Another trend is toward architectures that enable collaboration. Trading partners need visibility to the same knowledge base in order to function, so communication must be bi-directional. For some businesses, this requirement points to the need for a cloud architecture to translate messaging formats and ensure trading partners can interact with data at their own levels of capability.

Supply chain communications require one-to-one, one-to-many, and many-to-many communications, says Atkinson, because supply chains are really networks of trading partners. Many shippers get stuck at the integration step, but a cloud architecture overcomes this. "Cloud-based connectivity is best for the connectivity layer as opposed to one-to-one communications," he says.

Insource or Outsource?

With the considerable time and resources required to reach more sophisticated levels of visibility through technology investment and process change, some shippers choose to instead rely on the IT investments of their third-party logistics (3PL) partners. Because they serve customers across industries with widely varying requirements and capabilities, 3PLs are pushed to create highly flexible platforms that can be customized to meet specific needs.

"Our customers generally expect that we should be leading-edge and aware of the latest innovations," says Gary Allen, vice president of supply chain excellence for Miami-based 3PL Ryder System. Some customers procuring more tactical services simply need visibility into shipments, while a 4PL customer may seek more extended visibility via a control tower and analytics tools.

"We use a hosted modeling tool," Allen explains. "Typically we design a customer-facing Web front end. Underlying that, we buy services from providers that can extract the data. The important thing is not bringing in the data updates, but how you use them in modeling to provide insights."

A major investment in cloud technology in 2011 helps UPS deliver IT services to its wide range of customers, but that's not the only factor shippers should consider in the build-it-or-buy-it decision. The challenge to continue to grow and deliver value to shareholders is putting pressure on many companies to invest their resources wisely to meet those goals, says Eric Souza, product marketing director, global forwarding, for UPS.

"Advancements in technology have made supply chain visibility more accessible through tools such as cloud-based applications," he explains. "But companies have to evaluate whether acquiring that in-house is the best answer for their companies. Is that a core competency that makes sense?

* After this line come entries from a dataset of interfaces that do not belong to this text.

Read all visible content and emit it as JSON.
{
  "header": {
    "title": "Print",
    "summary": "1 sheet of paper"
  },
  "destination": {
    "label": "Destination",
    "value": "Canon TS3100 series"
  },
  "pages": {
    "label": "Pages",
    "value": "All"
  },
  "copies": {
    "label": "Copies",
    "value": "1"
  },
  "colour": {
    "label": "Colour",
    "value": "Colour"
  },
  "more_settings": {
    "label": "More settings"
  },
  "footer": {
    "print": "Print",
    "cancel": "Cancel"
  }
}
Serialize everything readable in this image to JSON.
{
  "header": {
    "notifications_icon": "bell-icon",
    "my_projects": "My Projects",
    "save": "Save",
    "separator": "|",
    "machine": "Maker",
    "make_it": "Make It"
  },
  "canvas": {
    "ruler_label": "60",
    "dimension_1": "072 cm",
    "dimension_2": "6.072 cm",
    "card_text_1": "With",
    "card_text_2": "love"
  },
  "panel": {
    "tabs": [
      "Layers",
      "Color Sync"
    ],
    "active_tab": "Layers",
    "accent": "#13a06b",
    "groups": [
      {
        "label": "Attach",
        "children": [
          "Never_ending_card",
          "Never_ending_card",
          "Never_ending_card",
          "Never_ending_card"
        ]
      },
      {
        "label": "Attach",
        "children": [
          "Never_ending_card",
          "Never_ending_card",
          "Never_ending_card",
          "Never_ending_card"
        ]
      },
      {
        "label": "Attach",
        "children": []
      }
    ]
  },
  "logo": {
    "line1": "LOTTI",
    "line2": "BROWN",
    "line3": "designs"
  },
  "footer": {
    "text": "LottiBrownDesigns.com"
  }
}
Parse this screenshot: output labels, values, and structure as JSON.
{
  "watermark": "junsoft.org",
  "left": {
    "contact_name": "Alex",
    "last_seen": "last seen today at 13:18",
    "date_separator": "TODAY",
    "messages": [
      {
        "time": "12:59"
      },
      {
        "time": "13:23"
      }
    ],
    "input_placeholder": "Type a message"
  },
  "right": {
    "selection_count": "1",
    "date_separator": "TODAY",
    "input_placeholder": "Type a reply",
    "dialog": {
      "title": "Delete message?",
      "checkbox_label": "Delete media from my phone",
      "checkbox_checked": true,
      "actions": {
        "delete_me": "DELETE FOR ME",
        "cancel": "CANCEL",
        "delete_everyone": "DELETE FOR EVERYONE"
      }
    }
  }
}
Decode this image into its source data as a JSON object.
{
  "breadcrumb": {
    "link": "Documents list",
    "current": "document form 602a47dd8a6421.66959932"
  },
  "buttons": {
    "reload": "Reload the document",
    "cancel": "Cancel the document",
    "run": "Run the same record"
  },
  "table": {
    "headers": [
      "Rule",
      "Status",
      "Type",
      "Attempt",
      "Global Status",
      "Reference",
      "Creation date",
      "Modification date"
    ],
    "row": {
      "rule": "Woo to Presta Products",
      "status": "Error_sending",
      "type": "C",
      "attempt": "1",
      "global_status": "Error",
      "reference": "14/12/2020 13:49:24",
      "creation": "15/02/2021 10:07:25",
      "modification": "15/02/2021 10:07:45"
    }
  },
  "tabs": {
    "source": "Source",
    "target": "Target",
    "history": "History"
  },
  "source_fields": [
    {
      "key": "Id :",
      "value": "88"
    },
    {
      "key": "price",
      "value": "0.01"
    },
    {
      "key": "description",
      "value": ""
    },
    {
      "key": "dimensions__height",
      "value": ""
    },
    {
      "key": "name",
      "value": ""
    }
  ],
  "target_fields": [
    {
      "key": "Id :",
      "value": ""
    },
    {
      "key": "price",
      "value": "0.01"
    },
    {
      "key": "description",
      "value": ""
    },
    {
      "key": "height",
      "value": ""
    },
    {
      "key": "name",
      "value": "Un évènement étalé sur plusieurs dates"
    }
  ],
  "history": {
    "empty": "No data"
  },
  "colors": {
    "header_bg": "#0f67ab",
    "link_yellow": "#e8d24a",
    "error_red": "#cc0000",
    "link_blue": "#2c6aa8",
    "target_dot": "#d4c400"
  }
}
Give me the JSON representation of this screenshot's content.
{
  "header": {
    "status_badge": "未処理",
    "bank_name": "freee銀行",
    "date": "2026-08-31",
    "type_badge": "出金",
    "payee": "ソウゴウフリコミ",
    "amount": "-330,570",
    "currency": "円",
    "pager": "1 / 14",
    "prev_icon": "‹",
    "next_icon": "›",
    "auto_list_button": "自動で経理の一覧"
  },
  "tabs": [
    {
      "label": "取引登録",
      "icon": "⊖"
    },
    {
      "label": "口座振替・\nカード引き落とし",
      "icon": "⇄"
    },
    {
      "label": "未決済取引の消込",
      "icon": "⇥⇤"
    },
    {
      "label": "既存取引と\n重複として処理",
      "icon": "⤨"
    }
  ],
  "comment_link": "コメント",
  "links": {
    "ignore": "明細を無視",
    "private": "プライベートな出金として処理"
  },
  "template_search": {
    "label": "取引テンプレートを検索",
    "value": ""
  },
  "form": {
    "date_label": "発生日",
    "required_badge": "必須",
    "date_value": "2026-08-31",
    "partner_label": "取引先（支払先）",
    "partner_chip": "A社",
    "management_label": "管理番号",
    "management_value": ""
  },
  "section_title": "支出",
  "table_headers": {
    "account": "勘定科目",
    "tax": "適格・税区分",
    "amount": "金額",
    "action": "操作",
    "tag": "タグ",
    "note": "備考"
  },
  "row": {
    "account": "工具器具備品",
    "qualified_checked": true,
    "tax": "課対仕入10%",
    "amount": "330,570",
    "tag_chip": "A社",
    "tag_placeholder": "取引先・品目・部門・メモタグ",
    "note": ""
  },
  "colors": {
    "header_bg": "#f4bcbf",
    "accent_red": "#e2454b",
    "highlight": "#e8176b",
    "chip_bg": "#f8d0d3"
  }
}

"Some companies go down that path, but don't achieve the business objectives they set out for," Souza adds. "They have the tools, but they also need the knowledge, experience, and network to achieve those results." Offering those capabilities is part of a 3PL's value proposition.

For future versions of their solutions, developers of visibility products are also focusing on managing the big data problem that access to additional data is creating, primarily by continuing to enhance analytic capabilities. Another approach is enabling this data to be consumed via mobile devices. What's clear is that visibility is making the leap from nice-to-have to must-have, with the ROI evidence now available to justify the considerable investment required.

Meanwhile, shippers are challenged to meet some developing threats to supply chain visibility driven by cost reduction through mode shifting. Steamship overcapacity is causing increasing unreliability in sailing schedules, compounded by the ongoing threat of port strikes, says Souza, and some shippers are using non-traditional modes such as rail from China to Europe.

All shippers, but particularly those with sensitive goods, need monitoring and feedback to ensure safe transport, but ocean and rail modes can be a less reliable source of such data. "As an industry, we face additional challenges, and it's not 100-percent clear how we will solve them," Souza notes.

What is clear is that with today's dynamic and volatile market conditions, the need for better supply chain visibility is pressing—and will only grow.






Visit Our Sponsors